Reassuring the child that their needs will still be met is crucial for their sense of security and well-being. Emphasize that their basic needs for love, care, and support will continue to be prioritized, even amidst the challenges of addiction.
Explain that although the family member is facing difficulties, there is a network of support in place to ensure that the child’s needs are attended to. Reiterate that they are not responsible for meeting the family member’s needs or fixing the addiction. Lastly, reinforce that seeking help from professionals, engaging in support systems, and maintaining open communication within the family are steps taken to ensure the well-being of everyone involved.
Seeking additional support
Encouraging the child to express their feelings to trusted adults provides them with an additional support network outside of the immediate family. These individuals can offer guidance, understanding, and a listening ear when the child needs someone to talk to.
Identify trusted adults in the child’s life, such as a counselor, teacher, family friend, or another relative. Let the child know they can confide in these individuals and are there to support them through their emotional journey. Assure them that it is okay to seek help and guidance from trusted adults when needed.
Empowering Children through Open Communication and Ongoing Support

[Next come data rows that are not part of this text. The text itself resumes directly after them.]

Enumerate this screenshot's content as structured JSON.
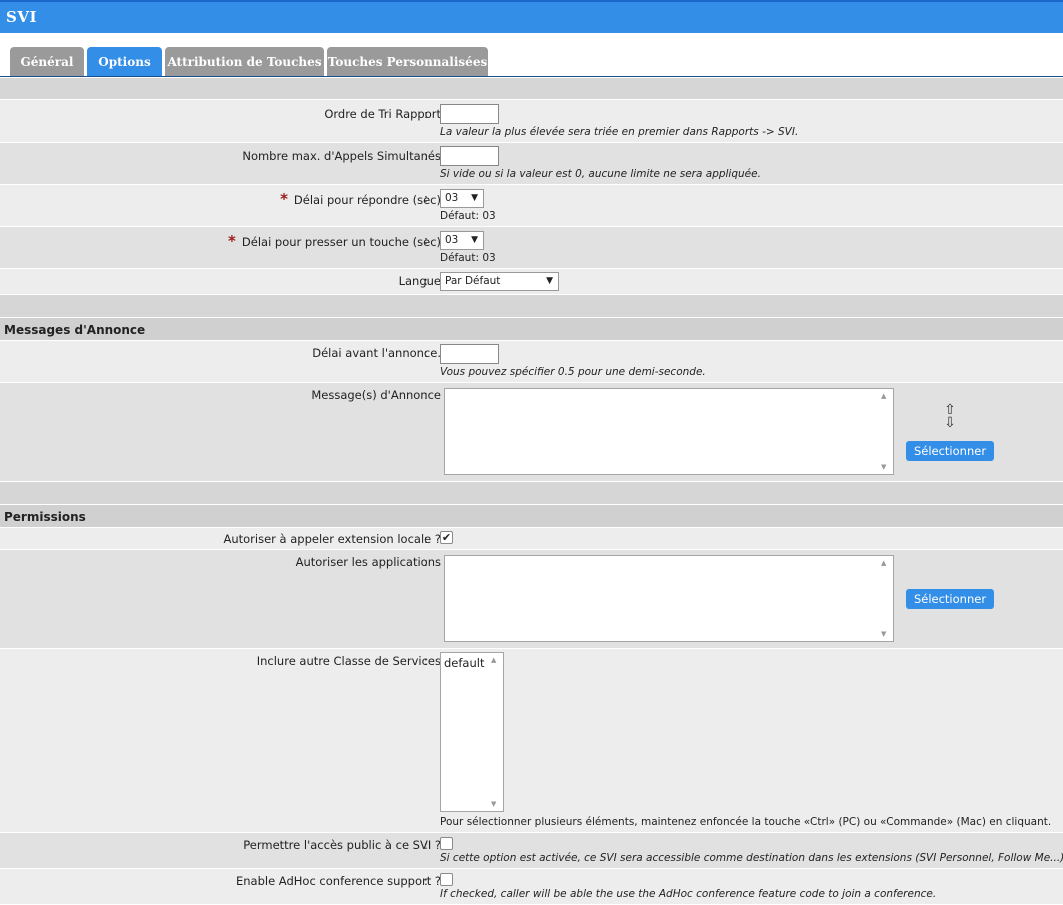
{
  "header": {
    "title": "SVI"
  },
  "tabs": [
    {
      "label": "Général",
      "active": false
    },
    {
      "label": "Options",
      "active": true
    },
    {
      "label": "Attribution de Touches",
      "active": false
    },
    {
      "label": "Touches Personnalisées",
      "active": false
    }
  ],
  "form": {
    "sort_order": {
      "label": "Ordre de Tri Rapport",
      "value": "",
      "help": "La valeur la plus élevée sera triée en premier dans Rapports -> SVI."
    },
    "max_calls": {
      "label": "Nombre max. d'Appels Simultanés",
      "value": "",
      "help": "Si vide ou si la valeur est 0, aucune limite ne sera appliquée."
    },
    "answer_delay": {
      "label": "Délai pour répondre (sec)",
      "value": "03",
      "default": "Défaut: 03",
      "required": "*"
    },
    "key_delay": {
      "label": "Délai pour presser un touche (sec)",
      "value": "03",
      "default": "Défaut: 03",
      "required": "*"
    },
    "language": {
      "label": "Langue",
      "value": "Par Défaut"
    }
  },
  "announcements": {
    "heading": "Messages d'Annonce",
    "delay": {
      "label": "Délai avant l'annonce.",
      "value": "",
      "help": "Vous pouvez spécifier 0.5 pour une demi-seconde."
    },
    "messages": {
      "label": "Message(s) d'Annonce",
      "button": "Sélectionner"
    }
  },
  "permissions": {
    "heading": "Permissions",
    "local_ext": {
      "label": "Autoriser à appeler extension locale ?",
      "checked": true
    },
    "apps": {
      "label": "Autoriser les applications",
      "button": "Sélectionner"
    },
    "cos": {
      "label": "Inclure autre Classe de Services",
      "options": [
        "default"
      ],
      "help": "Pour sélectionner plusieurs éléments, maintenez enfoncée la touche «Ctrl» (PC) ou «Commande» (Mac) en cliquant."
    },
    "public": {
      "label": "Permettre l'accès public à ce SVI ?",
      "checked": false,
      "help": "Si cette option est activée, ce SVI sera accessible comme destination dans les extensions (SVI Personnel, Follow Me...)."
    },
    "adhoc": {
      "label": "Enable AdHoc conference support ?",
      "checked": false,
      "help": "If checked, caller will be able the use the AdHoc conference feature code to join a conference."
    }
  },
  "glyphs": {
    "colon": ":",
    "arrow_down": "▼",
    "arrow_up": "▲",
    "check": "✔",
    "move_up": "⇧",
    "move_down": "⇩"
  },
  "colors": {
    "accent": "#338ee8",
    "tab_inactive": "#9a9a9a",
    "required": "#9b1a1a"
  }
}
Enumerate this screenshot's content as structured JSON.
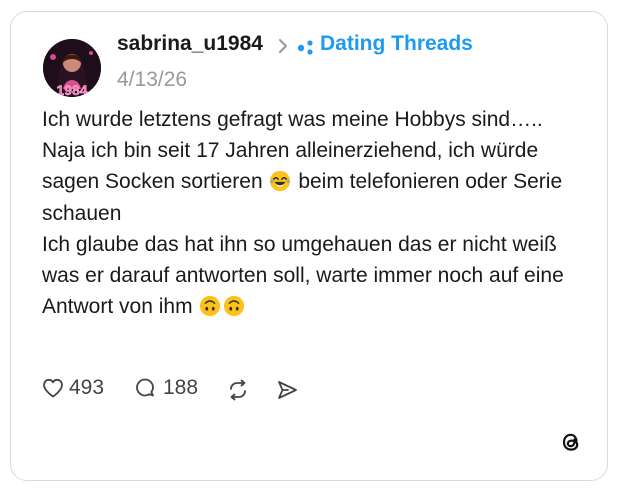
{
  "post": {
    "author": "sabrina_u1984",
    "topic": "Dating Threads",
    "date": "4/13/26",
    "avatar_text": "1984",
    "text": "Ich wurde letztens gefragt was meine Hobbys sind…..\nNaja ich bin seit 17 Jahren alleinerziehend, ich würde sagen Socken sortieren",
    "text_after_laugh": " beim telefonieren oder Serie schauen\nIch glaube das hat ihn so umgehauen das er nicht weiß was er darauf antworten soll, warte immer noch auf eine Antwort von ihm ",
    "stats": {
      "likes": "493",
      "replies": "188"
    }
  },
  "colors": {
    "accent": "#1d9bf0",
    "text": "#1a1a1a",
    "muted": "#999999",
    "border": "#d9d9d9"
  },
  "icons": [
    "heart-icon",
    "reply-icon",
    "repost-icon",
    "share-icon",
    "threads-logo-icon",
    "topic-icon",
    "chevron-right-icon"
  ]
}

Open and honest communication, validating emotions, age-appropriate support, setting boundaries, and providing ongoing reassurance are key elements when you need to talk to children about a family member’s addiction. By prioritizing open dialogue, empathy, and ongoing support, you can help the child navigate their emotions, understand addiction better, and foster their resilience throughout the journey. Remember, your consistent presence and reassurance play a vital role in the child’s emotional well-being and overall coping mechanisms.